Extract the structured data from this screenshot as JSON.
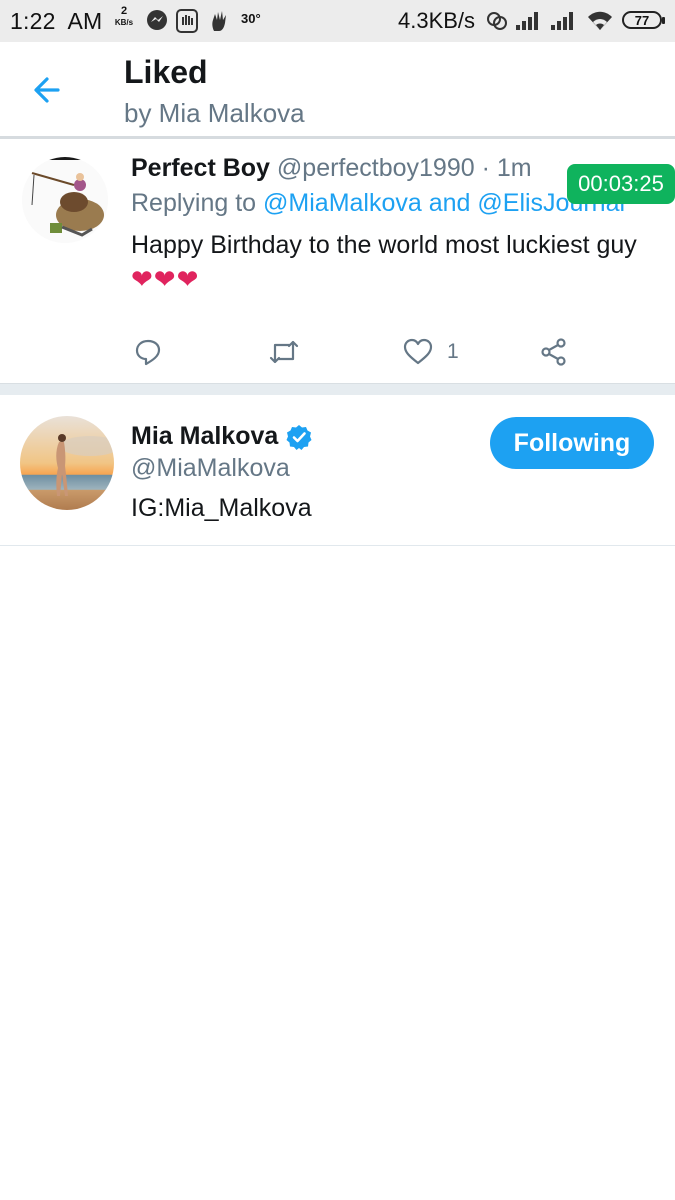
{
  "status_bar": {
    "time": "1:22",
    "ampm": "AM",
    "speed_small_value": "2",
    "speed_small_unit": "KB/s",
    "temperature": "30°",
    "network_speed": "4.3KB/s",
    "battery": "77",
    "icons": [
      "messenger-icon",
      "hand-app-icon",
      "hand-icon",
      "link-icon",
      "signal-icon",
      "signal-icon",
      "wifi-icon",
      "battery-icon"
    ]
  },
  "header": {
    "title": "Liked",
    "subtitle": "by Mia Malkova"
  },
  "tweet": {
    "author_name": "Perfect Boy",
    "author_handle": "@perfectboy1990",
    "time": "· 1m",
    "replying_prefix": "Replying to",
    "reply_mentions": "@MiaMalkova and @ElisJournal",
    "text": "Happy Birthday to the world most luckiest guy",
    "hearts": "❤❤❤",
    "like_count": "1",
    "timer_overlay": "00:03:25"
  },
  "user": {
    "name": "Mia Malkova",
    "handle": "@MiaMalkova",
    "bio": "IG:Mia_Malkova",
    "follow_label": "Following"
  },
  "colors": {
    "accent": "#1da1f2",
    "secondary_text": "#657786",
    "timer_green": "#0fb35d"
  }
}
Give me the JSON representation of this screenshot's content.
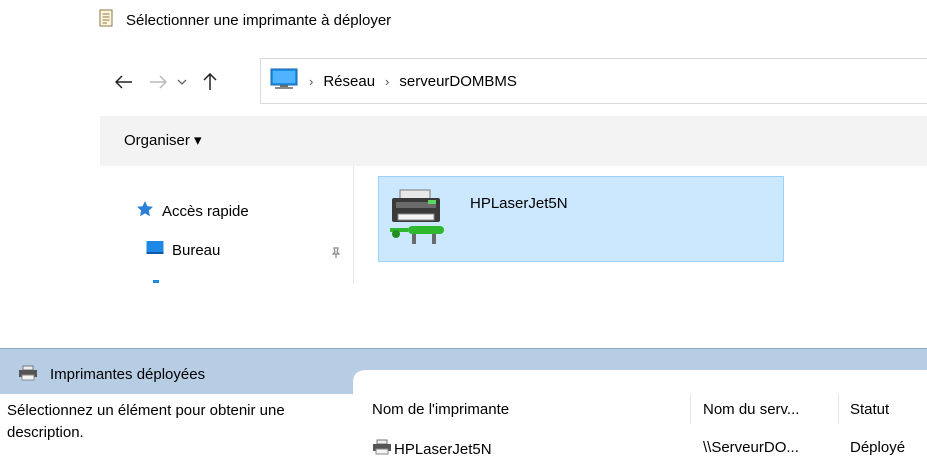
{
  "dialog": {
    "title": "Sélectionner une imprimante à déployer"
  },
  "nav": {
    "back": "back-arrow-icon",
    "forward": "forward-arrow-icon",
    "recent": "chevron-down-icon",
    "up": "up-arrow-icon"
  },
  "address": {
    "crumbs": [
      "Réseau",
      "serveurDOMBMS"
    ]
  },
  "toolbar": {
    "organize_label": "Organiser ▾"
  },
  "sidebar": {
    "items": [
      {
        "label": "Accès rapide",
        "icon": "star-icon"
      },
      {
        "label": "Bureau",
        "icon": "desktop-icon"
      }
    ]
  },
  "content": {
    "items": [
      {
        "label": "HPLaserJet5N",
        "icon": "network-printer-icon"
      }
    ]
  },
  "deployed": {
    "header": "Imprimantes déployées",
    "description": "Sélectionnez un élément pour obtenir une description.",
    "columns": [
      "Nom de l'imprimante",
      "Nom du serv...",
      "Statut"
    ],
    "rows": [
      {
        "name": "HPLaserJet5N",
        "server": "\\\\ServeurDO...",
        "status": "Déployé"
      }
    ]
  },
  "colors": {
    "selection": "#cce8ff",
    "selection_border": "#99d1ff",
    "panel_header": "#b7cde4",
    "accent": "#0078d7"
  }
}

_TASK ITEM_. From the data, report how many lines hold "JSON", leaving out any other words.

_TASK ANSWER_. 2